Jamie is an environmental geographer whose research examines the production of environmental knowledge, and how this knowledge comes to shape the world around us. He focuses on powerful understandings of nature and their consequences for human and nonhuman life across different spatial scales.
"I am motivated by a deep curiosity about cultural understandings of nature and how these come to shape the practices of scientists and other experts. I have a great respect for people who spend their lives trying to understand the natural world. I work with them to try and ensure that the powerful knowledges they create are accountable to the publics whose lives they affect."
On 30th October 2020 Jamie Lorimer was awarded a Recognition of Distinction in the University's annual exercise, becoming Professor of Environmental Geography.
"This is a big day for me, and the high point of my career to date. But it would not have been possible without the support of a huge number of lectures, supervisors, mentors, colleagues and students. They say it takes a village to raise a child. It is clear to me, now more than ever, that it takes the generosity of a network of academics to raise a professor."
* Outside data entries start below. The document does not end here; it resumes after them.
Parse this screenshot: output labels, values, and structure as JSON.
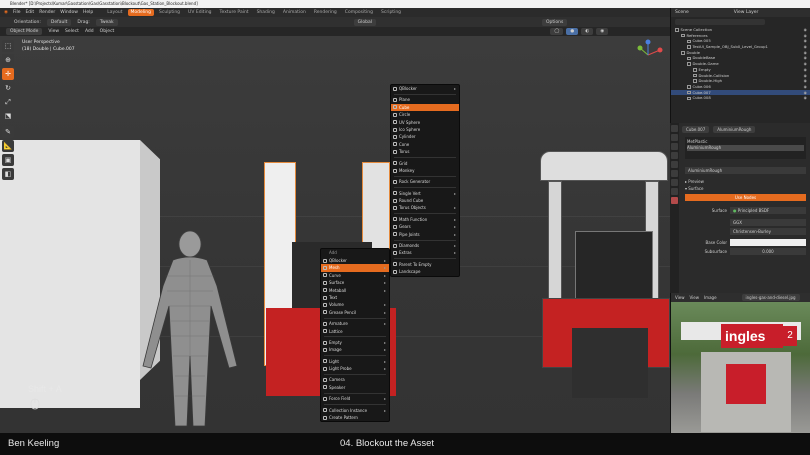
{
  "window": {
    "title": "Blender* [D:\\Projects\\Kumar\\Gasstation\\Gas\\Gasstation\\Blockout\\Gas_Station_Blockout.blend]"
  },
  "menubar": {
    "items": [
      "File",
      "Edit",
      "Render",
      "Window",
      "Help"
    ],
    "workspaces": [
      "Layout",
      "Modeling",
      "Sculpting",
      "UV Editing",
      "Texture Paint",
      "Shading",
      "Animation",
      "Rendering",
      "Compositing",
      "Scripting"
    ],
    "active_workspace": "Modeling",
    "scene_label": "Scene",
    "viewlayer_label": "View Layer"
  },
  "tool_options": {
    "orientation_label": "Orientation:",
    "orientation_value": "Default",
    "drag_label": "Drag:",
    "drag_value": "Tweak",
    "transform_orientation": "Global",
    "options_label": "Options"
  },
  "header": {
    "mode": "Object Mode",
    "items": [
      "View",
      "Select",
      "Add",
      "Object"
    ]
  },
  "viewport": {
    "perspective": "User Perspective",
    "object_info": "(18) Double | Cube.007",
    "shortcut_overlay": "Shift + A"
  },
  "toolbar": {
    "tools": [
      "select-icon",
      "cursor-icon",
      "move-icon",
      "rotate-icon",
      "scale-icon",
      "transform-icon",
      "annotate-icon",
      "measure-icon",
      "add-cube-icon",
      "extrude-icon"
    ]
  },
  "add_menu": {
    "title": "Add",
    "items": [
      {
        "label": "QBlocker",
        "submenu": true
      },
      {
        "label": "Mesh",
        "submenu": true,
        "highlight": true
      },
      {
        "label": "Curve",
        "submenu": true
      },
      {
        "label": "Surface",
        "submenu": true
      },
      {
        "label": "Metaball",
        "submenu": true
      },
      {
        "label": "Text",
        "submenu": false
      },
      {
        "label": "Volume",
        "submenu": true
      },
      {
        "label": "Grease Pencil",
        "submenu": true
      },
      {
        "label": "Armature",
        "submenu": true
      },
      {
        "label": "Lattice",
        "submenu": false
      },
      {
        "label": "Empty",
        "submenu": true
      },
      {
        "label": "Image",
        "submenu": true
      },
      {
        "label": "Light",
        "submenu": true
      },
      {
        "label": "Light Probe",
        "submenu": true
      },
      {
        "label": "Camera",
        "submenu": false
      },
      {
        "label": "Speaker",
        "submenu": false
      },
      {
        "label": "Force Field",
        "submenu": true
      },
      {
        "label": "Collection Instance",
        "submenu": true
      },
      {
        "label": "Create Pattern",
        "submenu": false
      }
    ]
  },
  "mesh_menu": {
    "items": [
      {
        "label": "QBlocker",
        "submenu": true
      },
      {
        "label": "Plane"
      },
      {
        "label": "Cube",
        "highlight": true
      },
      {
        "label": "Circle"
      },
      {
        "label": "UV Sphere"
      },
      {
        "label": "Ico Sphere"
      },
      {
        "label": "Cylinder"
      },
      {
        "label": "Cone"
      },
      {
        "label": "Torus"
      },
      {
        "label": "Grid"
      },
      {
        "label": "Monkey"
      },
      {
        "label": "Rock Generator"
      },
      {
        "label": "Single Vert",
        "submenu": true
      },
      {
        "label": "Round Cube"
      },
      {
        "label": "Torus Objects",
        "submenu": true
      },
      {
        "label": "Math Function",
        "submenu": true
      },
      {
        "label": "Gears",
        "submenu": true
      },
      {
        "label": "Pipe Joints",
        "submenu": true
      },
      {
        "label": "Diamonds",
        "submenu": true
      },
      {
        "label": "Extras",
        "submenu": true
      },
      {
        "label": "Parent To Empty"
      },
      {
        "label": "Landscape"
      }
    ]
  },
  "outliner": {
    "title": "Scene Collection",
    "rows": [
      {
        "label": "Scene Collection",
        "indent": 0,
        "selected": false
      },
      {
        "label": "References",
        "indent": 1,
        "selected": false
      },
      {
        "label": "Cube.005",
        "indent": 2,
        "selected": false
      },
      {
        "label": "TestUI_Sample_OBJ_Sub0_Level_Group1",
        "indent": 2,
        "selected": false
      },
      {
        "label": "Double",
        "indent": 1,
        "selected": false
      },
      {
        "label": "DoubleBase",
        "indent": 2,
        "selected": false
      },
      {
        "label": "Double-Game",
        "indent": 2,
        "selected": false
      },
      {
        "label": "Empty",
        "indent": 3,
        "selected": false
      },
      {
        "label": "Double-Collision",
        "indent": 3,
        "selected": false
      },
      {
        "label": "Double-High",
        "indent": 3,
        "selected": false
      },
      {
        "label": "Cube.006",
        "indent": 2,
        "selected": false
      },
      {
        "label": "Cube.007",
        "indent": 2,
        "selected": true
      },
      {
        "label": "Cube.008",
        "indent": 2,
        "selected": false
      }
    ]
  },
  "properties": {
    "object_name": "Cube.007",
    "material_name": "AluminiumRough",
    "slots": [
      "MetPlastic",
      "AluminiumRough"
    ],
    "material_field": "AluminiumRough",
    "sections": [
      "Preview",
      "Surface"
    ],
    "use_nodes_label": "Use Nodes",
    "surface_label": "Surface",
    "surface_value": "Principled BSDF",
    "distribution": "GGX",
    "subsurface_method": "Christensen-Burley",
    "base_color_label": "Base Color",
    "subsurface_label": "Subsurface",
    "subsurface_value": "0.000"
  },
  "image_editor": {
    "items": [
      "View",
      "View",
      "Image"
    ],
    "image_name": "ingles-gas-and-diesel.jpg",
    "sign_text": "ingles",
    "sign_number": "2"
  },
  "caption": {
    "author": "Ben Keeling",
    "lesson": "04. Blockout the Asset"
  },
  "colors": {
    "accent": "#e56b1f",
    "selection": "#324b7a",
    "pump_red": "#c42222"
  }
}
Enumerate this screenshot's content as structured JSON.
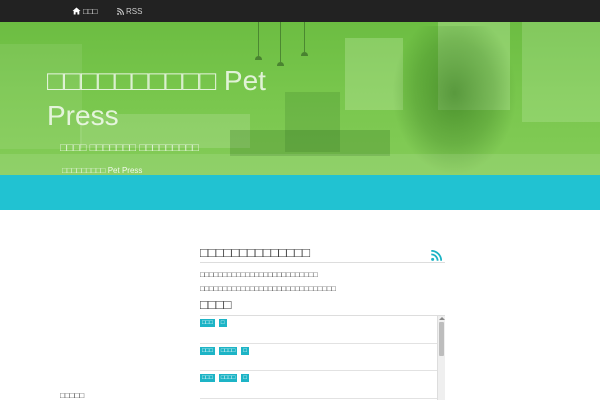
{
  "colors": {
    "topbar": "#222222",
    "accent_band": "#21c2d2",
    "tag": "#1db4c6",
    "hero_green": "#78c64c"
  },
  "topnav": {
    "items": [
      {
        "icon": "home-icon",
        "label": "□□□"
      },
      {
        "icon": "rss-icon",
        "label": "RSS"
      }
    ]
  },
  "hero": {
    "title": "□□□□□□□□□□ Pet Press",
    "subtitle": "□□□□ □□□□□□□ □□□□□□□□□",
    "breadcrumb": "□□□□□□□□□ Pet Press"
  },
  "main": {
    "heading": "□□□□□□□□□□□□□□",
    "feed_icon": "rss-icon",
    "description": [
      "□□□□□□□□□□□□□□□□□□□□□□□□□□",
      "□□□□□□□□□□□□□□□□□□□□□□□□□□□□□□"
    ],
    "list_heading": "□□□□",
    "list_items": [
      {
        "tags": [
          "□□□",
          "□"
        ]
      },
      {
        "tags": [
          "□□□",
          "□□□□",
          "□"
        ]
      },
      {
        "tags": [
          "□□□",
          "□□□□",
          "□"
        ]
      }
    ]
  },
  "sidebar": {
    "heading": "□□□□□"
  }
}
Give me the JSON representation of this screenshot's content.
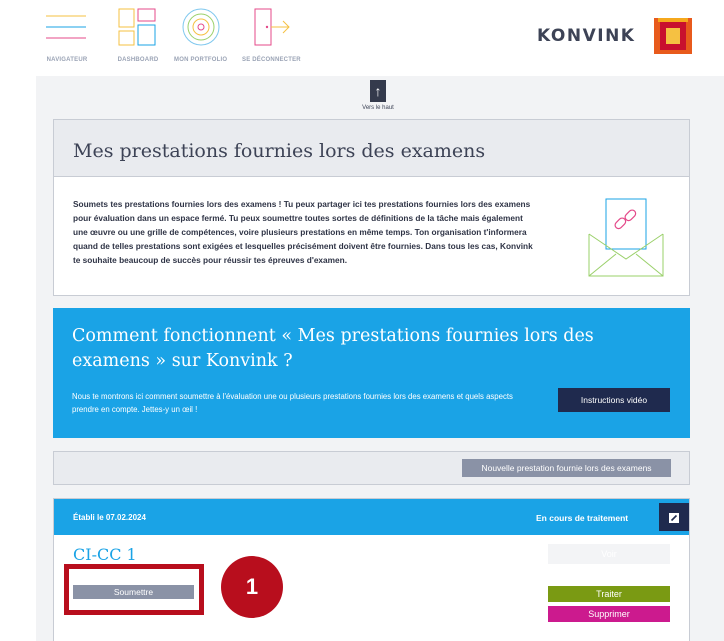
{
  "topnav": {
    "items": [
      {
        "label": "NAVIGATEUR",
        "icon": "hamburger-icon"
      },
      {
        "label": "DASHBOARD",
        "icon": "dashboard-icon"
      },
      {
        "label": "MON PORTFOLIO",
        "icon": "portfolio-icon"
      },
      {
        "label": "SE DÉCONNECTER",
        "icon": "logout-icon"
      }
    ],
    "brand": "KONVINK"
  },
  "scroll_top": {
    "label": "Vers le haut",
    "icon": "arrow-up-icon"
  },
  "intro": {
    "title": "Mes prestations fournies lors des examens",
    "text": "Soumets tes prestations fournies lors des examens ! Tu peux partager ici tes prestations fournies lors des examens pour évaluation dans un espace fermé. Tu peux soumettre toutes sortes de définitions de la tâche mais également une œuvre ou une grille de compétences, voire plusieurs prestations en même temps. Ton organisation t'informera quand de telles prestations sont exigées et lesquelles précisément doivent être fournies. Dans tous les cas, Konvink te souhaite beaucoup de succès pour réussir tes épreuves d'examen.",
    "icon": "envelope-link-icon"
  },
  "howto": {
    "title": "Comment fonctionnent « Mes prestations fournies lors des examens » sur Konvink ?",
    "text": "Nous te montrons ici comment soumettre à l'évaluation une ou plusieurs prestations fournies lors des examens et quels aspects prendre en compte. Jettes-y un œil !",
    "button": "Instructions vidéo"
  },
  "toolbar": {
    "new_button": "Nouvelle prestation fournie lors des examens"
  },
  "card": {
    "date": "Établi le 07.02.2024",
    "status": "En cours de traitement",
    "edit_icon": "pencil-icon",
    "title": "CI-CC 1",
    "submit": "Soumettre",
    "view": "Voir",
    "process": "Traiter",
    "delete": "Supprimer"
  },
  "annotation": {
    "number": "1"
  },
  "colors": {
    "accent_blue": "#1aa3e6",
    "navy": "#1f2a4e",
    "green": "#7a9a13",
    "magenta": "#cc1a8e",
    "highlight_red": "#b80e1d",
    "text_dark": "#3d4356"
  }
}
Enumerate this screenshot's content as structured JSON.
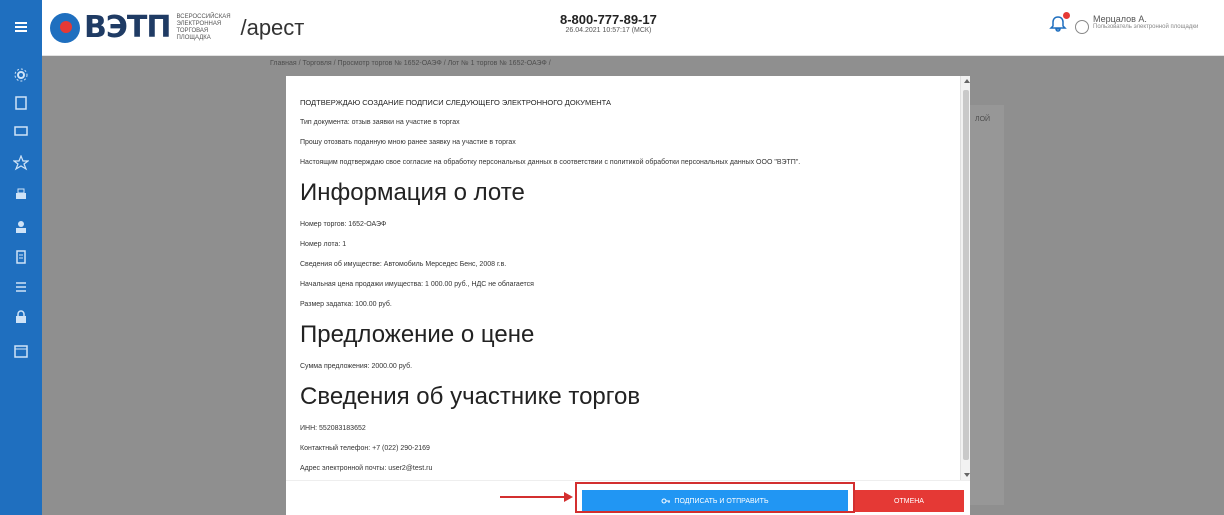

Jamie recently published his second book, entitled The Probiotic Planet: Using Life to Manage Life. It examines the range of scientists and citizens who are introducing species to try and address health and environmental problems.
His current research, as part of the Oxford LEAP project, looks at the food system, and the work of farmers and scientists trying to make agriculture more sustainable by working with natural processes.
"Our current research traces the profound shift that is underway in parts of the food system as key actors come to realise and address the social and environmental impacts of modern agriculture, especially livestock farming. We aim to provide new insights into the political consequences of the shift to plant-based eating and the rise of new models of regenerative agriculture."
Jamie joined the School of Geography and the Environment in October 2012. He has a BSc (Hons, first class) and PhD from the University of Bristol. His PhD and subsequent post-doctoral fellowships at Oxford (2005-7) were funded by the ESRC. Prior to returning to Oxford, he lectured for four years at Kings College London.
"The stereotype of a geographer may be a middle-aged white man who spends his time outdoors, and that may be true of me, but there is so much more to geography than popular understandings suggest. I have wonderful colleagues doing world class research on such diverse topics, from Sneha Krishnan's work on how the legacies of imperialism come to shape the experiences of childhood in India to Louise Slater's investigations of how climate change effects the risk of flooding."
Jamie is a Fellow of Hertford College and a member of the School of Geography's Environmental Interactions and Technological Life: Environments, Bodies, Mobilities research clusters. He also teaches on the Nature, Society and Environmental Governance MSc course and runs an undergraduate option on Geography and the Anthropocene.
"Geography is a very generous discipline. I can do so many more things as a geographer than I could in another subject. Geographers use such a wide range of methods to produce real world, practical knowledge. When teaching geography, I always enjoy how it allows my students to make sense of the world around them, to understand how the past comes to shape the present, and to see how they are connected to people and places through diverse and often hidden linkages."
Jamie and his research collaborators making a radio programme about rewilding at Knepp Sussex, UK (summer 2018)
Learn more about Jamie's work.